Segment Open

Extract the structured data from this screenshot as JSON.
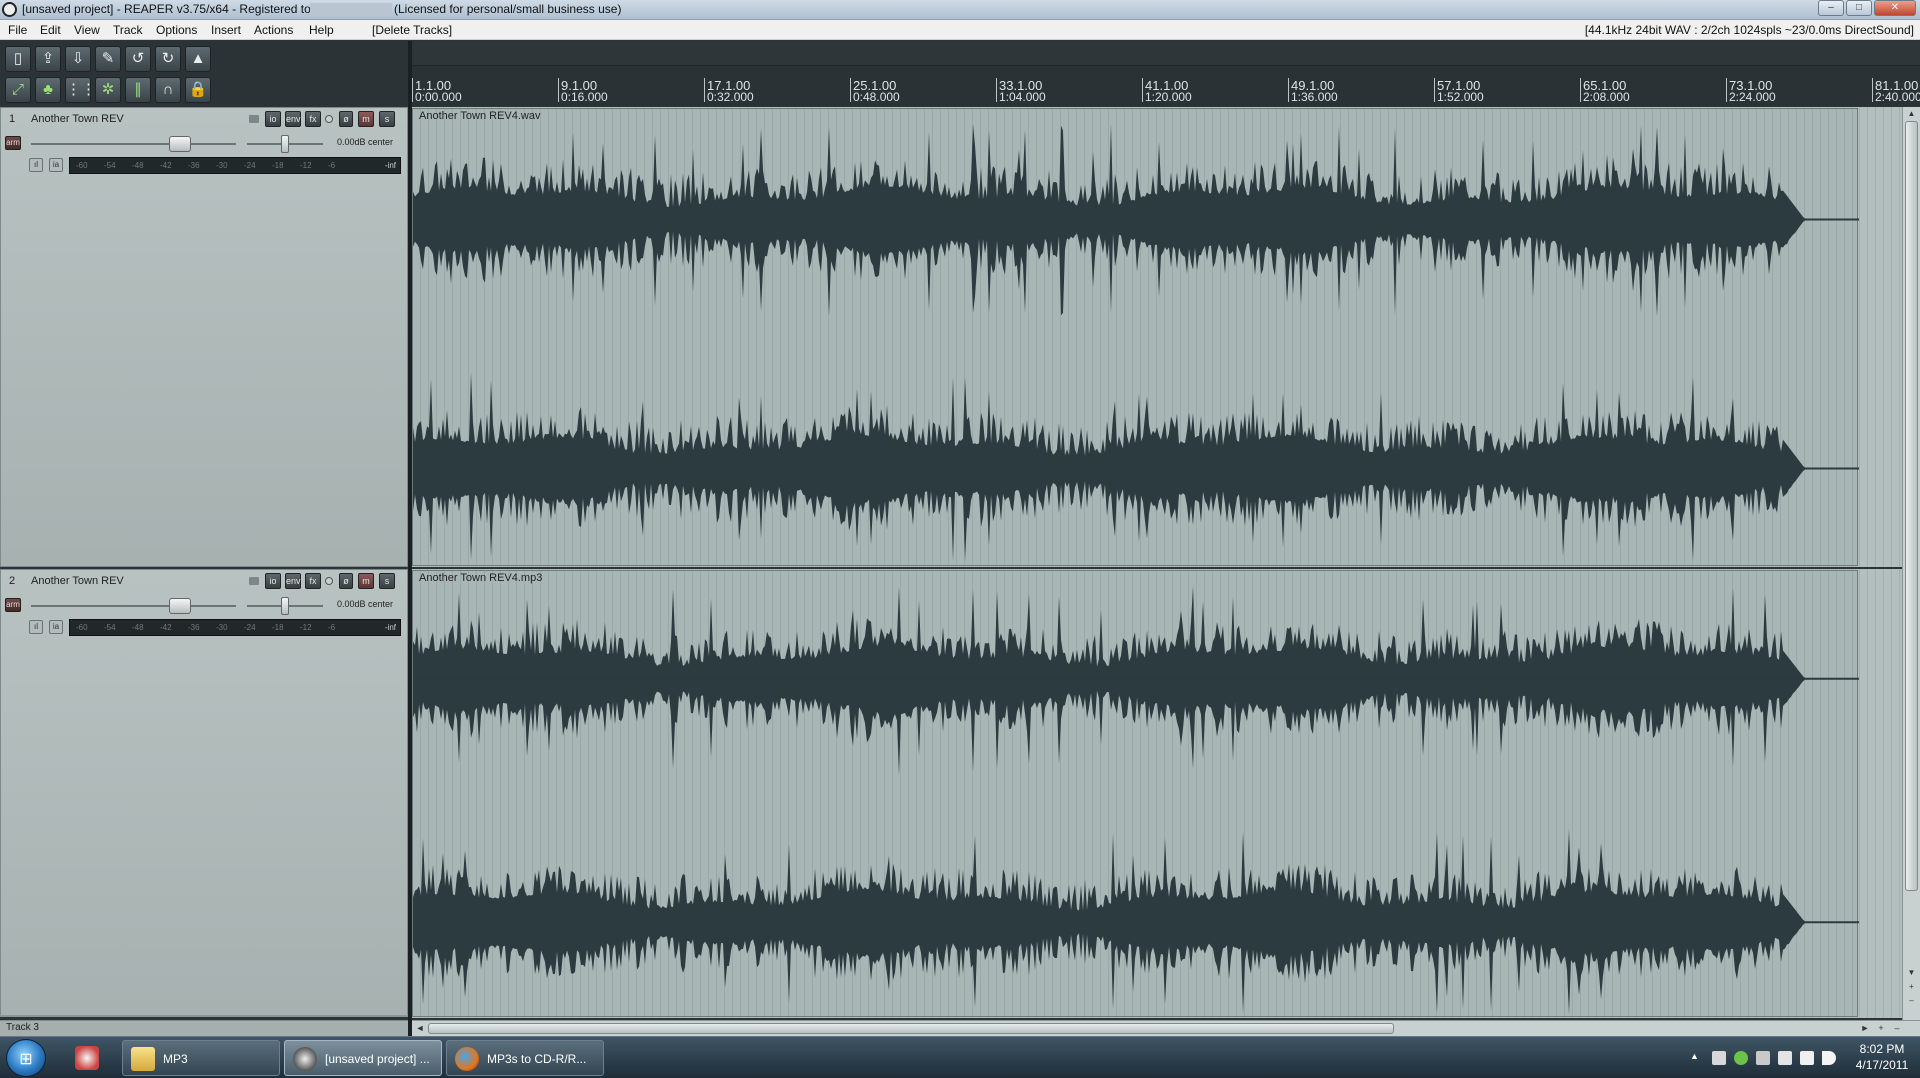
{
  "window": {
    "title": "[unsaved project] - REAPER v3.75/x64 - Registered to",
    "license": "(Licensed for personal/small business use)",
    "minimize": "–",
    "maximize": "□",
    "close": "✕"
  },
  "menu": {
    "items": [
      "File",
      "Edit",
      "View",
      "Track",
      "Options",
      "Insert",
      "Actions",
      "Help",
      "[Delete Tracks]"
    ],
    "status": "[44.1kHz 24bit WAV : 2/2ch 1024spls ~23/0.0ms DirectSound]"
  },
  "toolbar": {
    "row1_icons": [
      "new-project-icon",
      "open-project-icon",
      "save-project-icon",
      "project-settings-icon",
      "undo-icon",
      "redo-icon",
      "metronome-icon"
    ],
    "row2_icons": [
      "auto-crossfade-icon",
      "envelope-lock-icon",
      "grid-icon",
      "snap-icon",
      "ripple-edit-icon",
      "loop-icon",
      "lock-icon"
    ]
  },
  "tracks": [
    {
      "number": "1",
      "name": "Another Town REV",
      "vol_pan": "0.00dB center",
      "meter_scale": [
        "-60",
        "-54",
        "-48",
        "-42",
        "-36",
        "-30",
        "-24",
        "-18",
        "-12",
        "-6"
      ],
      "meter_peak": "-inf",
      "buttons": {
        "io": "io",
        "env": "env",
        "fx": "fx",
        "phase": "ø",
        "mute": "m",
        "solo": "s",
        "arm": "arm",
        "in1": "ıl",
        "in2": "ia"
      },
      "item_name": "Another Town REV4.wav"
    },
    {
      "number": "2",
      "name": "Another Town REV",
      "vol_pan": "0.00dB center",
      "meter_scale": [
        "-60",
        "-54",
        "-48",
        "-42",
        "-36",
        "-30",
        "-24",
        "-18",
        "-12",
        "-6"
      ],
      "meter_peak": "-inf",
      "buttons": {
        "io": "io",
        "env": "env",
        "fx": "fx",
        "phase": "ø",
        "mute": "m",
        "solo": "s",
        "arm": "arm",
        "in1": "ıl",
        "in2": "ia"
      },
      "item_name": "Another Town REV4.mp3"
    }
  ],
  "status_left": "Track 3",
  "ruler": [
    {
      "bar": "1.1.00",
      "time": "0:00.000"
    },
    {
      "bar": "9.1.00",
      "time": "0:16.000"
    },
    {
      "bar": "17.1.00",
      "time": "0:32.000"
    },
    {
      "bar": "25.1.00",
      "time": "0:48.000"
    },
    {
      "bar": "33.1.00",
      "time": "1:04.000"
    },
    {
      "bar": "41.1.00",
      "time": "1:20.000"
    },
    {
      "bar": "49.1.00",
      "time": "1:36.000"
    },
    {
      "bar": "57.1.00",
      "time": "1:52.000"
    },
    {
      "bar": "65.1.00",
      "time": "2:08.000"
    },
    {
      "bar": "73.1.00",
      "time": "2:24.000"
    },
    {
      "bar": "81.1.00",
      "time": "2:40.000"
    }
  ],
  "scroll": {
    "up": "▲",
    "down": "▼",
    "left": "◄",
    "right": "►",
    "zoom_in": "+",
    "zoom_out": "–"
  },
  "taskbar": {
    "start_glyph": "⊞",
    "tasks": [
      {
        "label": "MP3"
      },
      {
        "label": "[unsaved project] ..."
      },
      {
        "label": "MP3s to CD-R/R..."
      }
    ],
    "tray_arrow": "▲",
    "time": "8:02 PM",
    "date": "4/17/2011"
  },
  "colors": {
    "waveform": "#2c3b40",
    "arrange_bg": "#a7b4b4",
    "tcp_bg": "#b3bdbc",
    "taskbar": "#2a3b47"
  }
}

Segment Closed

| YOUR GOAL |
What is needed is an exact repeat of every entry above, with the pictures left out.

| ANSWER |
Extract the structured data from this screenshot as JSON.
{
  "window": {
    "title": "[unsaved project] - REAPER v3.75/x64 - Registered to",
    "license": "(Licensed for personal/small business use)",
    "minimize": "–",
    "maximize": "□",
    "close": "✕"
  },
  "menu": {
    "items": [
      "File",
      "Edit",
      "View",
      "Track",
      "Options",
      "Insert",
      "Actions",
      "Help",
      "[Delete Tracks]"
    ],
    "status": "[44.1kHz 24bit WAV : 2/2ch 1024spls ~23/0.0ms DirectSound]"
  },
  "toolbar": {
    "row1_icons": [
      "new-project-icon",
      "open-project-icon",
      "save-project-icon",
      "project-settings-icon",
      "undo-icon",
      "redo-icon",
      "metronome-icon"
    ],
    "row2_icons": [
      "auto-crossfade-icon",
      "envelope-lock-icon",
      "grid-icon",
      "snap-icon",
      "ripple-edit-icon",
      "loop-icon",
      "lock-icon"
    ]
  },
  "tracks": [
    {
      "number": "1",
      "name": "Another Town REV",
      "vol_pan": "0.00dB center",
      "meter_scale": [
        "-60",
        "-54",
        "-48",
        "-42",
        "-36",
        "-30",
        "-24",
        "-18",
        "-12",
        "-6"
      ],
      "meter_peak": "-inf",
      "buttons": {
        "io": "io",
        "env": "env",
        "fx": "fx",
        "phase": "ø",
        "mute": "m",
        "solo": "s",
        "arm": "arm",
        "in1": "ıl",
        "in2": "ia"
      },
      "item_name": "Another Town REV4.wav"
    },
    {
      "number": "2",
      "name": "Another Town REV",
      "vol_pan": "0.00dB center",
      "meter_scale": [
        "-60",
        "-54",
        "-48",
        "-42",
        "-36",
        "-30",
        "-24",
        "-18",
        "-12",
        "-6"
      ],
      "meter_peak": "-inf",
      "buttons": {
        "io": "io",
        "env": "env",
        "fx": "fx",
        "phase": "ø",
        "mute": "m",
        "solo": "s",
        "arm": "arm",
        "in1": "ıl",
        "in2": "ia"
      },
      "item_name": "Another Town REV4.mp3"
    }
  ],
  "status_left": "Track 3",
  "ruler": [
    {
      "bar": "1.1.00",
      "time": "0:00.000"
    },
    {
      "bar": "9.1.00",
      "time": "0:16.000"
    },
    {
      "bar": "17.1.00",
      "time": "0:32.000"
    },
    {
      "bar": "25.1.00",
      "time": "0:48.000"
    },
    {
      "bar": "33.1.00",
      "time": "1:04.000"
    },
    {
      "bar": "41.1.00",
      "time": "1:20.000"
    },
    {
      "bar": "49.1.00",
      "time": "1:36.000"
    },
    {
      "bar": "57.1.00",
      "time": "1:52.000"
    },
    {
      "bar": "65.1.00",
      "time": "2:08.000"
    },
    {
      "bar": "73.1.00",
      "time": "2:24.000"
    },
    {
      "bar": "81.1.00",
      "time": "2:40.000"
    }
  ],
  "scroll": {
    "up": "▲",
    "down": "▼",
    "left": "◄",
    "right": "►",
    "zoom_in": "+",
    "zoom_out": "–"
  },
  "taskbar": {
    "start_glyph": "⊞",
    "tasks": [
      {
        "label": "MP3"
      },
      {
        "label": "[unsaved project] ..."
      },
      {
        "label": "MP3s to CD-R/R..."
      }
    ],
    "tray_arrow": "▲",
    "time": "8:02 PM",
    "date": "4/17/2011"
  },
  "colors": {
    "waveform": "#2c3b40",
    "arrange_bg": "#a7b4b4",
    "tcp_bg": "#b3bdbc",
    "taskbar": "#2a3b47"
  }
}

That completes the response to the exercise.